New Brexit trade rules covering electric vehicles could cost European manufacturers £3.75bn over the next three years, an industry body has said.
The rules are meant to ensure that EU-produced electric cars are largely made from locally sourced parts.
But manufacturers on both sides of the Channel say they are not ready.
The European Automobile Manufacturers Association (ACEA) also warned the measures could reduce output from EU factories by 480,000 vehicles.
And they said customers would pay the price.
The main problem lies in so-called “rules of origin” which come into force in January. They apply to shipments of cars across the Channel under the terms of the Brexit deal, the UK-EU Trade and Cooperation Agreement.
They will effectively ensure that electric vehicles will need to have batteries produced in either the UK or the EU.
Cars that do not meet the criteria will face 10% tariffs – or taxes – when transported across the Channel, in either direction.
The rules were designed to protect the European industry from cheap imports.
But because battery production in Europe has not ramped up as quickly as expected, carmakers are struggling to meet the new criteria.
It is a serious problem for European manufacturers. The UK is by far their largest export market, with 1.2 million vehicles arriving at UK ports last year. Likewise more cars built in the UK are transported to the EU than any other region.
Steep tariffs could make electric cars more expensive to produce, and potentially push up prices.
The ACEA wants the new rules to be delayed for three years, and it is appealing to the European Commission to take action.
“Driving up consumer prices of European electric vehicles, at the very time when we need to fight for market share in the face of fierce international competition, is not the right move,” said Renault chief executive Luca de Meo, who is also acting as ACEA’s president.
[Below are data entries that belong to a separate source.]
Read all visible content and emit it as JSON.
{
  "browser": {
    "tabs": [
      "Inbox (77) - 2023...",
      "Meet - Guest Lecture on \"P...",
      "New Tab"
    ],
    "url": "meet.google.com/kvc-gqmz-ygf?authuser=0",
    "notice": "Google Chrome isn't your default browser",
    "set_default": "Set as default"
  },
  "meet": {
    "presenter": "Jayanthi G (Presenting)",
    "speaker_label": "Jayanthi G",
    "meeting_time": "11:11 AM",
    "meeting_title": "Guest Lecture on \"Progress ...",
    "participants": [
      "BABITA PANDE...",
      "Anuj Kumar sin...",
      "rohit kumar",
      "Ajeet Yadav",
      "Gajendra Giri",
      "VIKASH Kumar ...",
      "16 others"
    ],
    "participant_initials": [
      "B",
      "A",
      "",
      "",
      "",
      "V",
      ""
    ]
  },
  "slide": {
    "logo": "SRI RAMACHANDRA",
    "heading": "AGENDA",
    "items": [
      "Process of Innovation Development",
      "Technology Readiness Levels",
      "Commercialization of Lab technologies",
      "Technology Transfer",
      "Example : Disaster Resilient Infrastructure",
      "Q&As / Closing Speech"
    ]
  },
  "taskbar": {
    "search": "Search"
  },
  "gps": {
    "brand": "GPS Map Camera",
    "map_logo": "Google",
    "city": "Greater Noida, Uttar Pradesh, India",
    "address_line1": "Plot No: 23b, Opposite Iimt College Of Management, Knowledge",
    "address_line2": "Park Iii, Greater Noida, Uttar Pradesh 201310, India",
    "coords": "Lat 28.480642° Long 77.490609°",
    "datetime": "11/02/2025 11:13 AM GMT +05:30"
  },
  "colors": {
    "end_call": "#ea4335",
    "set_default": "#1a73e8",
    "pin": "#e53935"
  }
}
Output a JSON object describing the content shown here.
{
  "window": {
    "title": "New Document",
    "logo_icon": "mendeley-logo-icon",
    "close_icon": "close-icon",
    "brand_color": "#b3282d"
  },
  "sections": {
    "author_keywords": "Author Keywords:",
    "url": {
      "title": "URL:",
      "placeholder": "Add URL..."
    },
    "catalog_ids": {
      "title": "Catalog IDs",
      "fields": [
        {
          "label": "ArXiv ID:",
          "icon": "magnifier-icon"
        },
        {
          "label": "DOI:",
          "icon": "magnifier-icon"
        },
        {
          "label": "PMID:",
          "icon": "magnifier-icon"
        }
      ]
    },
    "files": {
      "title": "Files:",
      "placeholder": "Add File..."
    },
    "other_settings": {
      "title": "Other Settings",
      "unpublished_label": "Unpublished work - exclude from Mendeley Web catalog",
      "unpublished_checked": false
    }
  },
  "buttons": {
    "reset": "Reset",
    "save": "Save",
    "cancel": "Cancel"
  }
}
“We will effectively be handing a chunk of the market to global manufacturers,” he added.
For the rules to be pushed back, an agreement would need to be reached between the UK and the EU.
The UK’s Business Secretary, Kemi Badenoch, said last week she was “optimistic” such a deal could be reached.
But in an interview with the Guardian on Friday, the EU’s internal market commissioner Thierry Breton was much less forthcoming.
He said it would be wrong to re-open the Brexit deal to satisfy the motor industry.
“If something has been negotiated, it shouldn’t be changed,” he told the newspaper.
The European Commission said: “Brexit has changed the trade relationship between the UK and the EU, among other things.”
It noted that the Brexit trade deal – the EU-UK Trade and Cooperation Agreement – “is the outcome of a negotiation in which both sides agreed to an overall balance of commitments”.
It added that the rules of origin aim to develop a “strong and resilient battery value chain in the EU”.
Sigrid de Vries, the secretary general of ACEA, said it was unsurprising that the industry’s appeals were meeting resistance.
“The European Commission doesn’t want to change anything, it seems, when it comes to Brexit-related topics. It’s politically very sensitive,” she told the BBC.
“We do understand it, and we are not asking to change any of these arrangements in any fundamental way.”
Meanwhile the chief executive of the UK’s Society of Motor Manufacturers and Traders, Mike Hawes, told reporters last week that he thought a deal would be done – but it could be a last-minute affair.
“We are still optimistic an agreement can be reached. It makes common sense,” he said.
“But I can see this going down, like with Brexit, to Christmas Eve, or something like that.”
Trade officials from the EU and the UK are due to meet this week in London. It is not yet known whether the new rules will be on the agenda.